New Yorkers love their weekend getaways: the Poconos, the Jersey Shore, the Catskills, etc. Yet New Yorkers might not think this is a great time to take a weekend trip; most of the leaves upstate have fallen, apple picking season is over, it’s starting to get cold, but there isn’t any snow for skiing yet. But with Halloween just around the corner, a weekend ghost tour could be fun! Here are some haunted places outside of New York that could make for a great day or weekend trip:
Amityville Horror House (Amityville, NY): Whether or not the events described in the “Amityville Horror” book or the 17 films it spawned actually occurred, this Dutch Colonial-style home does hold some dark secrets inside its walls. In the early 70s, before the events of the book occurred, a young man murdered his parents and four siblings in the house. The next family to purchase the house fled after 28 days, claiming that they were harassed by evil spirits, although no subsequent owners have reported anything unusual. You can’t enter the house, but you can drive by, or maybe buy it (it was recently put on the market).

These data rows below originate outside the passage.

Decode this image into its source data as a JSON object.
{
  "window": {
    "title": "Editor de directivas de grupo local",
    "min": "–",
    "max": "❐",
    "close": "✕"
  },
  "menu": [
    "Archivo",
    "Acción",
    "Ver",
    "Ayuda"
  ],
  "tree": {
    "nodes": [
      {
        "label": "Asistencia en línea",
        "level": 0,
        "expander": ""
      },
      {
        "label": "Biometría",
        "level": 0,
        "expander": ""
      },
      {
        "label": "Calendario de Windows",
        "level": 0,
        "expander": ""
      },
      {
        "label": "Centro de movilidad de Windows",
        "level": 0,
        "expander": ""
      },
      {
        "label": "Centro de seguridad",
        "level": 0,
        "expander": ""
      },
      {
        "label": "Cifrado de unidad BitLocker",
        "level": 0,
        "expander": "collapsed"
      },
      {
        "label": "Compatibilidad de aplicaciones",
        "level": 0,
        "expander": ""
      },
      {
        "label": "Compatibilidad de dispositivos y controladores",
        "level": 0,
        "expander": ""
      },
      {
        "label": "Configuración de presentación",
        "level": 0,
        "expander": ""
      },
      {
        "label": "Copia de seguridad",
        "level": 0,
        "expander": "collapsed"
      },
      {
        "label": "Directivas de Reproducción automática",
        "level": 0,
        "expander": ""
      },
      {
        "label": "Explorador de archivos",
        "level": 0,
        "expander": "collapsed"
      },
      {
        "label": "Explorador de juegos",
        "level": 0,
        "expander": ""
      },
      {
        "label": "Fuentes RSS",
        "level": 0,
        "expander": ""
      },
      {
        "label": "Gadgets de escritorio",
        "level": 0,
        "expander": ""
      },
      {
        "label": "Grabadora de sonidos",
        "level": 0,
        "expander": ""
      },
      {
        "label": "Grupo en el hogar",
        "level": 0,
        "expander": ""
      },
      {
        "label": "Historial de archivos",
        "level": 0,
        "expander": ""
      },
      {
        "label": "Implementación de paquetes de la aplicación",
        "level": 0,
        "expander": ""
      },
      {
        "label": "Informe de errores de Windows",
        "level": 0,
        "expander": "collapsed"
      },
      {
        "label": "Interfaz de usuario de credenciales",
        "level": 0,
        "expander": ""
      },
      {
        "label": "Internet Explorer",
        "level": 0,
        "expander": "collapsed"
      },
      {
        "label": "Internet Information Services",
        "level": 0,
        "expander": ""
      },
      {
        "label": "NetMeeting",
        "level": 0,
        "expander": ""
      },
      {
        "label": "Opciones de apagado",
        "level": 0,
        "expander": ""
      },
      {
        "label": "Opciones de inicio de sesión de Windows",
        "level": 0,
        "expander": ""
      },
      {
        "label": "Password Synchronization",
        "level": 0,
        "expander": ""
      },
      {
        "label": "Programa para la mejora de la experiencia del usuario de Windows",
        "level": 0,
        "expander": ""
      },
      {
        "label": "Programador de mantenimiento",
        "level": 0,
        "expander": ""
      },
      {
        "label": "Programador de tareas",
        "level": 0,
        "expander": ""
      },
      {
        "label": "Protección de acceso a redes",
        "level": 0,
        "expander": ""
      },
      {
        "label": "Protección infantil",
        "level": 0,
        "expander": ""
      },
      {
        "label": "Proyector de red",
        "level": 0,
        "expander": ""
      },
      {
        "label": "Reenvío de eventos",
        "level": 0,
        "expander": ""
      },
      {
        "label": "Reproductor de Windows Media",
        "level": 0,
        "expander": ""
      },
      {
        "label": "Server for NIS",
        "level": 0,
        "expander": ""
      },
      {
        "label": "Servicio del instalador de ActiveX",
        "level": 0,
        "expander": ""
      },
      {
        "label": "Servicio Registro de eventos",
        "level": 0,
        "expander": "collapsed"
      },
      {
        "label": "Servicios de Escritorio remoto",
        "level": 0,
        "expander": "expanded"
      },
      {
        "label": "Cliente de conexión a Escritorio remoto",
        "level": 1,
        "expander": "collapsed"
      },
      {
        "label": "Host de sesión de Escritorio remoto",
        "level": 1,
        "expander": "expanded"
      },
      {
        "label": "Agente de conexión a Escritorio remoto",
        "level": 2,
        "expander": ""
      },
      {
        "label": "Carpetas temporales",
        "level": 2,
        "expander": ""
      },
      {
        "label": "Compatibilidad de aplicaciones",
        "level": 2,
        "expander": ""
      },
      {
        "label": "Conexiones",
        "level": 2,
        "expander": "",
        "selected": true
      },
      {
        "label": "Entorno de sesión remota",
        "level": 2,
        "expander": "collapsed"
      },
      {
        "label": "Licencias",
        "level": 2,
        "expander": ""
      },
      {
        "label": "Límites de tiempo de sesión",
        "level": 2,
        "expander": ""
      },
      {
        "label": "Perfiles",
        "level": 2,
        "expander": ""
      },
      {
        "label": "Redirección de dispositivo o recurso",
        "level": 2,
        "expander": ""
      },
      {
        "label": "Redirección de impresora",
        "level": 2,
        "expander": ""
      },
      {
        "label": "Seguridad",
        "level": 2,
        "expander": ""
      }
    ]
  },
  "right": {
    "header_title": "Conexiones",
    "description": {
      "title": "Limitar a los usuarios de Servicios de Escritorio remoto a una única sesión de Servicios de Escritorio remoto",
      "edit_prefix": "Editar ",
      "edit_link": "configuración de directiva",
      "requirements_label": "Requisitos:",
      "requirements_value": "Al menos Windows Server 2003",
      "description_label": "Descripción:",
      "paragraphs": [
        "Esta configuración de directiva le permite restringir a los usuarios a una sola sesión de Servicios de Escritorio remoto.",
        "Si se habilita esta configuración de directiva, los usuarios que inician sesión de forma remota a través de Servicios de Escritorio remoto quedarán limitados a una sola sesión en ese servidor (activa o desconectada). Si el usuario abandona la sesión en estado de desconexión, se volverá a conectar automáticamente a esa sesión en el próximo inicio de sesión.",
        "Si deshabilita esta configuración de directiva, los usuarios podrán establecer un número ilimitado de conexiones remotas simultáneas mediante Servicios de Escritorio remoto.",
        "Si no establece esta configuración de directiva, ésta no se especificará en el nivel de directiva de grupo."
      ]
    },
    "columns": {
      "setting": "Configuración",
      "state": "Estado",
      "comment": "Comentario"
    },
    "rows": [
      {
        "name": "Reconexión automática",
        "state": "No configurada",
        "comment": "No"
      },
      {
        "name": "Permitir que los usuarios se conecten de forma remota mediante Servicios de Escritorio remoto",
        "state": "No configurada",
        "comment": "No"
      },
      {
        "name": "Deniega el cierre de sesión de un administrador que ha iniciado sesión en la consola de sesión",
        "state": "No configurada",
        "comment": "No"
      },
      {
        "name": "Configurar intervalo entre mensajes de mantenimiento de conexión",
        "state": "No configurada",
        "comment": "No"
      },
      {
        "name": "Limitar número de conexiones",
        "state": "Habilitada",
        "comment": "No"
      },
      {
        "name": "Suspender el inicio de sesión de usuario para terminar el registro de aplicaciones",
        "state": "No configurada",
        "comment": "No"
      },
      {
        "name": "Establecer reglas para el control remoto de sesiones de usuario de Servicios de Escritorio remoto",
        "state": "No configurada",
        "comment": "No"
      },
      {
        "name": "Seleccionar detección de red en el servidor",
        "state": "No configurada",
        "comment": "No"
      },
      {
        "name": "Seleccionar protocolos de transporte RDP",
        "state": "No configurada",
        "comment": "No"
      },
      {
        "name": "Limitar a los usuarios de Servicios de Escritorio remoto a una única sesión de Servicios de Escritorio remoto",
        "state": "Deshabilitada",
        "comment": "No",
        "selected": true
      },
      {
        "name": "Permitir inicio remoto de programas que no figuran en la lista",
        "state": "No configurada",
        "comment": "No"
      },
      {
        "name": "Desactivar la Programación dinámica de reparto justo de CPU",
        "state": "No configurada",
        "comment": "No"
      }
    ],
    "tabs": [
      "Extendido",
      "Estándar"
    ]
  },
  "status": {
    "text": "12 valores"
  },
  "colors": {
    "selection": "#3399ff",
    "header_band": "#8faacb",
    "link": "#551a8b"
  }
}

Letchworth Village (Thiels, NY): The little hamlet of Thiels is home to Letchworth Village, which previously served as an insane asylum. Like many historic insane asylums, Letchworth gained a reputation for mistreatment, and the ghosts of patients are said to still haunt the grounds. Although the buildings are off-limits to the public, trespassers have reported such phenomena as weird sounds and moving objects.
The Spy House (Port Monmouth, NJ): As one of the oldest houses in New Jersey (built around 1663), the “Spy House”, named after a previous owner who served as an American spy in the American Revolution, has had plenty of time to accrue ghosts. Hailed “the most haunted house in America”, it once boasted 22 active ghosts, including a woman dressed in white, a bearded sea captain and a small boy. It was previously open to the public for tours, but those have since stopped, fueling the suspicion that officials were trying to cover up the paranormal presence within the house’s walls.
Union Cemetery (Easton, CT): This ancient cemetery, featuring graves from as far back as the 17th century, is said to be one of the most haunted places in Connecticut. According to legend, a ghostly figure with long black hair wearing a white gown, known as “the White Lady”, haunts the grounds, floating among the gravestones and scaring drivers by appearing in the middle of Route 59.
Shades of Death Road (Allamuchy, NJ): Nobody knows how Shades of Death Road got its grisly name, but whatever happened, it’s known as the site for all sorts of paranormal activity. The road has hosted all sorts of grisly events over the years, such as an outbreak of malaria, car accidents, gruesome murders and brutal highway robberies. Ghosts and other supernatural phenomena have been reported at various points along the road.
Warrens’ Occult Museum (Monroe, CT): Ed and Lorraine Warren were a couple who worked as a team of paranormal investigators for over 50 years. They claimed to have investigated over 10,000 cases during their career, including Amityville, and their work has inspired such films as “The Conjuring” franchise, “Annabelle” and “The Haunting in Connecticut”. Their home in Monroe serves as the “Occult Museum”, where they keep various haunted objects that they’ve confiscated over the years, including the infamous Annabelle doll. It boasts the “largest array of haunted artifacts and items that have been used in occult practices throughout the world”.
Forest Park Cemetery (Brunswick, NY): Not for the faint of heart, this cemetery features inexplicable “cold spots”, where the temperature drops dramatically. Apart from a general feeling of creepiness, visitors to the Forest Park Cemetery have reported glowing orbs and headless statues that bleed from the neck.